WHAT IS BEING ASKED
Reproduce every record exactly as given.

TASK INPUTS

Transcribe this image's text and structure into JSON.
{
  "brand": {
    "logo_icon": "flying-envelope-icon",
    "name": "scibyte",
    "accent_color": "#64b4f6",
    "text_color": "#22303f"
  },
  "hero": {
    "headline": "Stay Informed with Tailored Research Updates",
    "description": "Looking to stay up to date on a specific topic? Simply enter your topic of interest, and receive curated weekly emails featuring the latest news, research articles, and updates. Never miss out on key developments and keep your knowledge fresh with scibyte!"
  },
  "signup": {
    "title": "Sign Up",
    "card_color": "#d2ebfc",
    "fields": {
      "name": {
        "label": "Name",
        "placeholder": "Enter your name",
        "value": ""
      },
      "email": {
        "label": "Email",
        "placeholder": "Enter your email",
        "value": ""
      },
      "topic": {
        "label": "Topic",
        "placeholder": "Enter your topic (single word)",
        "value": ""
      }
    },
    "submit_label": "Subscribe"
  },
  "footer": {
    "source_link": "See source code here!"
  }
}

PROBLEM SOLUTION
Transcribe this image's text and structure into JSON.
{
  "brand": {
    "logo_icon": "flying-envelope-icon",
    "name": "scibyte",
    "accent_color": "#64b4f6",
    "text_color": "#22303f"
  },
  "hero": {
    "headline": "Stay Informed with Tailored Research Updates",
    "description": "Looking to stay up to date on a specific topic? Simply enter your topic of interest, and receive curated weekly emails featuring the latest news, research articles, and updates. Never miss out on key developments and keep your knowledge fresh with scibyte!"
  },
  "signup": {
    "title": "Sign Up",
    "card_color": "#d2ebfc",
    "fields": {
      "name": {
        "label": "Name",
        "placeholder": "Enter your name",
        "value": ""
      },
      "email": {
        "label": "Email",
        "placeholder": "Enter your email",
        "value": ""
      },
      "topic": {
        "label": "Topic",
        "placeholder": "Enter your topic (single word)",
        "value": ""
      }
    },
    "submit_label": "Subscribe"
  },
  "footer": {
    "source_link": "See source code here!"
  }
}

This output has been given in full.